The quality of forecasting fog (during "nice" high pressure conditions) is very poor.
Peter, did you go missed on the approach or not try? I agree fog forecasts are very hit and miss.
Apart from one case where there was a bunch of amended TAF's were produced and a big bank of fog covered the UK quite rapidly, I've generally thought fog was fairly well predicted. Early this morning I was at London City, and mist was forecast and it was dubious that the BA planes were going to land (though they did, though the Lufthansa's stayed at home) but I don't think the METAR's ever did change to FOG.
Was you flying early in the morning, or were you caught out later in the day?
I can't speak much for the cases to which this doesn't apply, but my home airfield is beside a body of water (a large one, but not the sea or ocean) and I have spoken to the forecasters who have said they are fairly good at getting it right that the fog will form over the water, but it's considerably harder for them to get it right when it comes to deciding if its likely to move inland. I assume this is to do with medium cloud cover, wind speed and direction and temperature, and a bit of luck.

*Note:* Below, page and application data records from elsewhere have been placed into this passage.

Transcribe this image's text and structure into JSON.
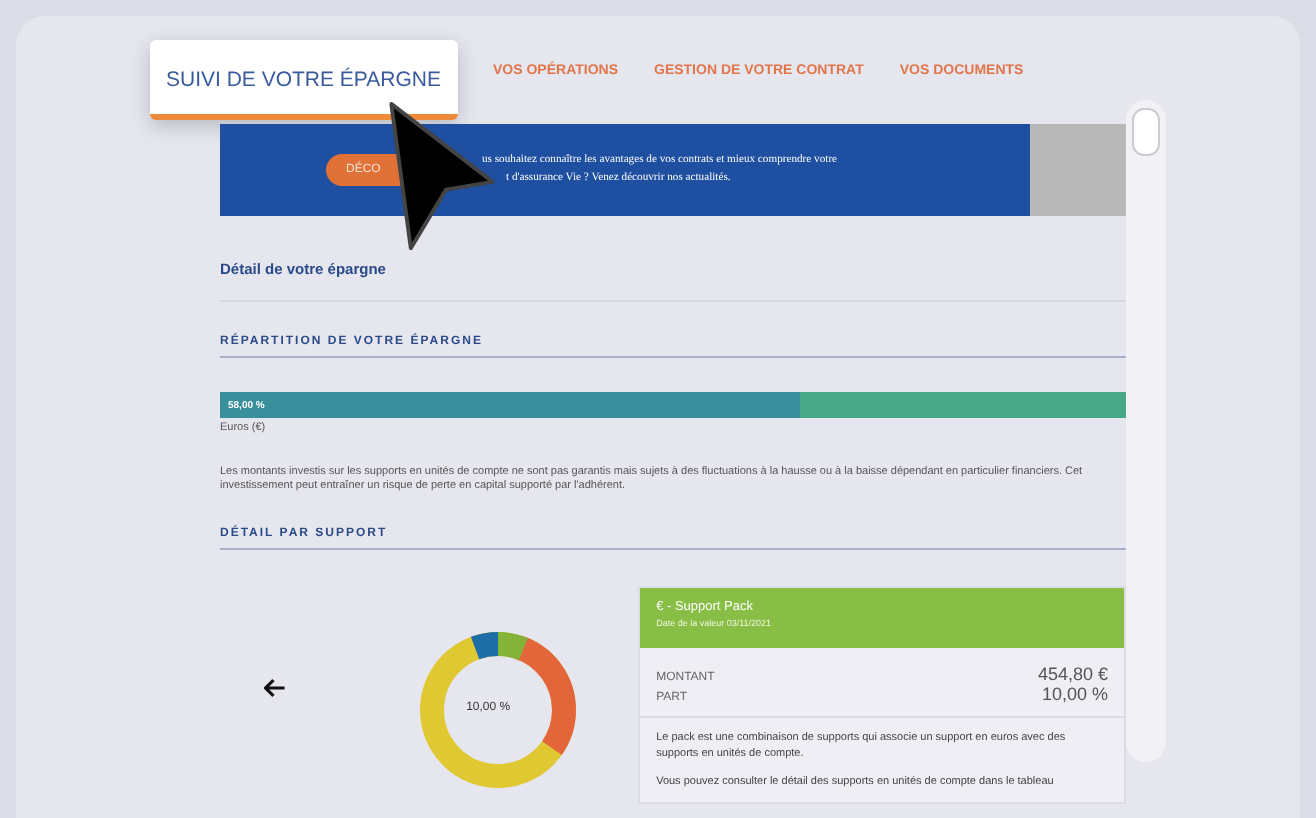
{
  "tabs": [
    {
      "label": "SUIVI DE VOTRE ÉPARGNE",
      "selected": true
    },
    {
      "label": "VOS OPÉRATIONS",
      "selected": false
    },
    {
      "label": "GESTION DE VOTRE CONTRAT",
      "selected": false
    },
    {
      "label": "VOS DOCUMENTS",
      "selected": false
    }
  ],
  "banner": {
    "button": "DÉCO",
    "lines": [
      "us souhaitez connaître les avantages de vos contrats et mieux comprendre votre",
      "t d'assurance Vie ? Venez découvrir nos actualités."
    ]
  },
  "detail_title": "Détail de votre épargne",
  "repartition": {
    "heading": "RÉPARTITION DE VOTRE ÉPARGNE",
    "bar_label": "58,00 %",
    "level": 0.64,
    "legend": "Euros (€)",
    "disclaimer": "Les montants investis sur les supports en unités de compte ne sont pas garantis mais sujets à des fluctuations à la hausse ou à la baisse dépendant en particulier financiers. Cet investissement peut entraîner un risque de perte en capital supporté par l'adhérent."
  },
  "support": {
    "heading": "DÉTAIL PAR SUPPORT",
    "donut_center": "10,00 %",
    "card": {
      "title": "€ - Support Pack",
      "date": "Date de la valeur 03/11/2021",
      "rows": [
        {
          "label": "MONTANT",
          "value": "454,80 €"
        },
        {
          "label": "PART",
          "value": "10,00 %"
        }
      ],
      "paragraphs": [
        "Le pack est une combinaison de supports qui associe un support en euros avec des supports en unités de compte.",
        "Vous pouvez consulter le détail des supports en unités de compte dans le tableau"
      ]
    }
  }
}
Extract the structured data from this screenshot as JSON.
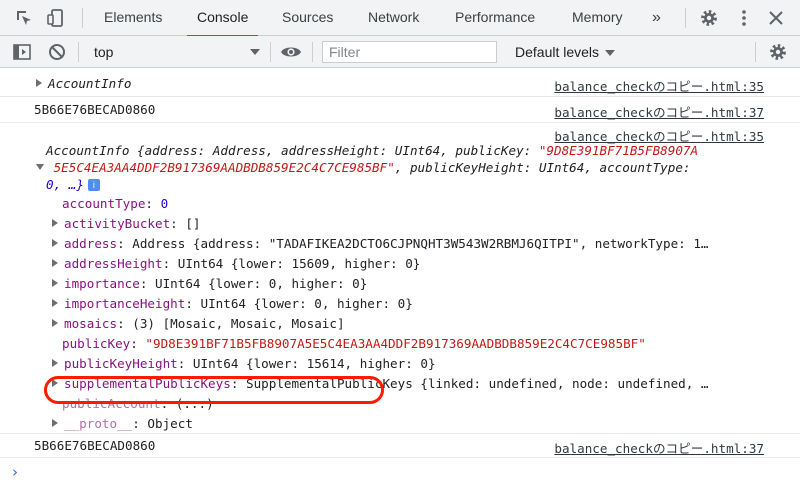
{
  "tabs": [
    "Elements",
    "Console",
    "Sources",
    "Network",
    "Performance",
    "Memory"
  ],
  "toolbar": {
    "context": "top",
    "filter_placeholder": "Filter",
    "levels": "Default levels"
  },
  "icons": {
    "inspect": "inspect-element-icon",
    "device": "device-toggle-icon",
    "more_tabs": "»",
    "settings": "gear-icon",
    "menu": "kebab-menu-icon",
    "close": "close-icon"
  },
  "messages": {
    "m1": {
      "text": "AccountInfo",
      "source": "balance_checkのコピー.html:35"
    },
    "m2": {
      "text": "5B66E76BECAD0860",
      "source": "balance_checkのコピー.html:37"
    },
    "m3": {
      "source": "balance_checkのコピー.html:35",
      "summary1": "AccountInfo {address: Address, addressHeight: UInt64, publicKey: ",
      "summary1_str": "\"9D8E391BF71B5FB8907A",
      "summary2_str": "5E5C4EA3AA4DDF2B917369AADBDB859E2C4C7CE985BF\"",
      "summary2_rest": ", publicKeyHeight: UInt64, accountType:",
      "summary3": "0, …}",
      "props": [
        {
          "key": "accountType",
          "value": "0"
        },
        {
          "key": "activityBucket",
          "value": "[]"
        },
        {
          "key": "address",
          "value": "Address {address: \"TADAFIKEA2DCTO6CJPNQHT3W543W2RBMJ6QITPI\", networkType: 1…"
        },
        {
          "key": "addressHeight",
          "value": "UInt64 {lower: 15609, higher: 0}"
        },
        {
          "key": "importance",
          "value": "UInt64 {lower: 0, higher: 0}"
        },
        {
          "key": "importanceHeight",
          "value": "UInt64 {lower: 0, higher: 0}"
        },
        {
          "key": "mosaics",
          "value": "(3) [Mosaic, Mosaic, Mosaic]"
        },
        {
          "key": "publicKey",
          "value": "\"9D8E391BF71B5FB8907A5E5C4EA3AA4DDF2B917369AADBDB859E2C4C7CE985BF\""
        },
        {
          "key": "publicKeyHeight",
          "value": "UInt64 {lower: 15614, higher: 0}"
        },
        {
          "key": "supplementalPublicKeys",
          "value": "SupplementalPublicKeys {linked: undefined, node: undefined, …"
        },
        {
          "key": "publicAccount",
          "value": "(...)"
        },
        {
          "key": "__proto__",
          "value": "Object"
        }
      ]
    },
    "m4": {
      "text": "5B66E76BECAD0860",
      "source": "balance_checkのコピー.html:37"
    }
  },
  "colors": {
    "accent": "#1a73e8",
    "highlight_ring": "#ff1a00",
    "string": "#c41a16",
    "number": "#1c00cf",
    "key": "#881280"
  }
}
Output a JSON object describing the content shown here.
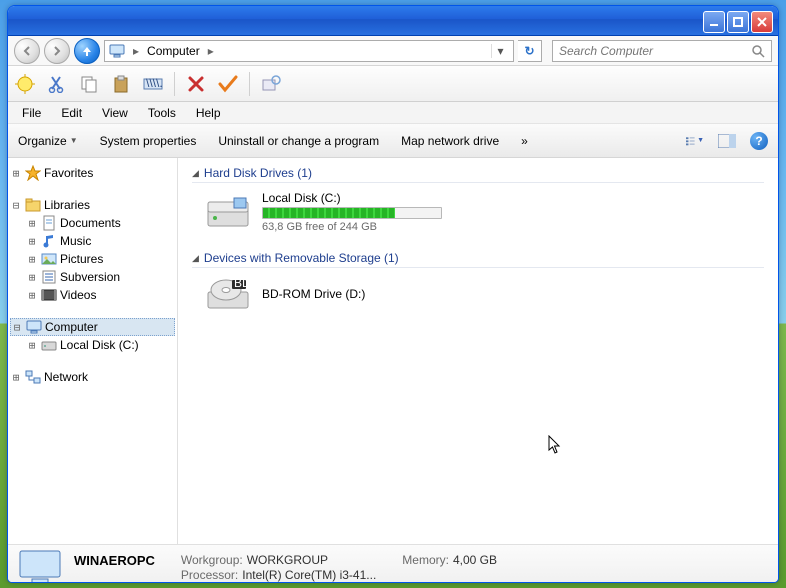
{
  "breadcrumb": {
    "root": "Computer"
  },
  "search": {
    "placeholder": "Search Computer"
  },
  "menus": {
    "file": "File",
    "edit": "Edit",
    "view": "View",
    "tools": "Tools",
    "help": "Help"
  },
  "cmds": {
    "organize": "Organize",
    "sysprops": "System properties",
    "uninstall": "Uninstall or change a program",
    "mapdrive": "Map network drive",
    "overflow": "»"
  },
  "tree": {
    "favorites": "Favorites",
    "libraries": "Libraries",
    "documents": "Documents",
    "music": "Music",
    "pictures": "Pictures",
    "subversion": "Subversion",
    "videos": "Videos",
    "computer": "Computer",
    "localdisk": "Local Disk (C:)",
    "network": "Network"
  },
  "groups": {
    "hdd": "Hard Disk Drives (1)",
    "removable": "Devices with Removable Storage (1)"
  },
  "drives": {
    "c": {
      "name": "Local Disk (C:)",
      "free": "63,8 GB free of 244 GB",
      "used_pct": 74
    },
    "d": {
      "name": "BD-ROM Drive (D:)"
    }
  },
  "details": {
    "name": "WINAEROPC",
    "workgroup_lbl": "Workgroup:",
    "workgroup": "WORKGROUP",
    "processor_lbl": "Processor:",
    "processor": "Intel(R) Core(TM) i3-41...",
    "memory_lbl": "Memory:",
    "memory": "4,00 GB"
  }
}
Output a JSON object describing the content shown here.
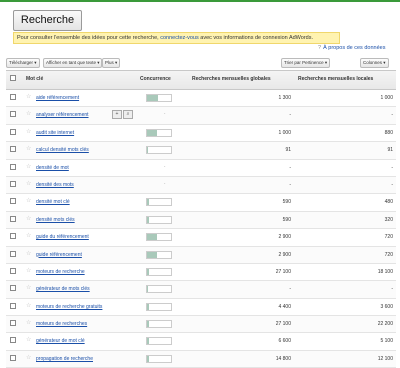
{
  "search_button": "Recherche",
  "notice": {
    "before": "Pour consulter l'ensemble des idées pour cette recherche,",
    "link": "connectez-vous",
    "after": "avec vos informations de connexion AdWords."
  },
  "about_link": "À propos de ces données",
  "toolbar": {
    "left1": "Télécharger ▾",
    "left2": "Afficher en tant que texte ▾",
    "left3": "Plus ▾",
    "right1": "Trier par Pertinence ▾",
    "right2": "Colonnes ▾"
  },
  "columns": {
    "keyword": "Mot clé",
    "competition": "Concurrence",
    "global": "Recherches mensuelles globales",
    "local": "Recherches mensuelles locales"
  },
  "rows": [
    {
      "kw": "aide référencement",
      "comp": 0.45,
      "global": "1 300",
      "local": "1 000"
    },
    {
      "kw": "analyser référencement",
      "comp": null,
      "global": "-",
      "local": "-"
    },
    {
      "kw": "audit site internet",
      "comp": 0.4,
      "global": "1 000",
      "local": "880"
    },
    {
      "kw": "calcul densité mots clés",
      "comp": 0.05,
      "global": "91",
      "local": "91"
    },
    {
      "kw": "densité de mot",
      "comp": null,
      "global": "-",
      "local": "-"
    },
    {
      "kw": "densité des mots",
      "comp": null,
      "global": "-",
      "local": "-"
    },
    {
      "kw": "densité mot clé",
      "comp": 0.1,
      "global": "590",
      "local": "480"
    },
    {
      "kw": "densité mots clés",
      "comp": 0.1,
      "global": "590",
      "local": "320"
    },
    {
      "kw": "guide du référencement",
      "comp": 0.4,
      "global": "2 900",
      "local": "720"
    },
    {
      "kw": "guide référencement",
      "comp": 0.4,
      "global": "2 900",
      "local": "720"
    },
    {
      "kw": "moteurs de recherche",
      "comp": 0.1,
      "global": "27 100",
      "local": "18 100"
    },
    {
      "kw": "générateur de mots clés",
      "comp": 0.05,
      "global": "-",
      "local": "-"
    },
    {
      "kw": "moteurs de recherche gratuits",
      "comp": 0.1,
      "global": "4 400",
      "local": "3 600"
    },
    {
      "kw": "moteurs de recherches",
      "comp": 0.1,
      "global": "27 100",
      "local": "22 200"
    },
    {
      "kw": "générateur de mot clé",
      "comp": 0.1,
      "global": "6 600",
      "local": "5 100"
    },
    {
      "kw": "propagation de recherche",
      "comp": 0.1,
      "global": "14 800",
      "local": "12 100"
    }
  ],
  "icons": {
    "star": "☆",
    "plus": "+",
    "magnifier": "🔍"
  }
}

Later in the day. The fog never cleared up, which is slightly unusual.
A fog forecast is basically a wind forecast.
I asked a meteorologist this very question recently. He said its very difficult to forecast when it will clear, but with a smile said you could use the month number (about 09:45 today), with a smile I asked 'Local or UTC' he said 'we don't qualify that because it gives us more room for error'.
In the sort of conditions we've had in the UK for the last few days, would one not just expect it as default each evening?
The variable is of course then how long it takes to clear in the morning (if it clears at all). I guess this comes down to whether it gets hot enough for the sun to burn it off, or if there is any significant wind to clear it.
This is stating the obvious but cloud forms when temp=DP, and it is this convergence of temperatures close to the ground that seems very hard to forecast.
The convergence very rarely happens close to the ground, which is why clouds are nearly always some way up, and even fog is not right down to the surface. I think this is because the ground heats up the air and causes a slight temp-DP separation.
Yesterday's TAFs for EGKA showed the fog forecast to clear, until they finally capitulated when it was totally obvious it was not going to happen. So they clearly had no idea.
There must be a separate weather model for this, because GFS cannot even forecast low cloud usefully.
The problem is that when the effects are somewhat localised, models are hard to create.
Fog clearance surely requires either warming (perhaps if there is higher level cloud the sun doesn't warm the ground sufficiently for it to clear) or wind to disperse it?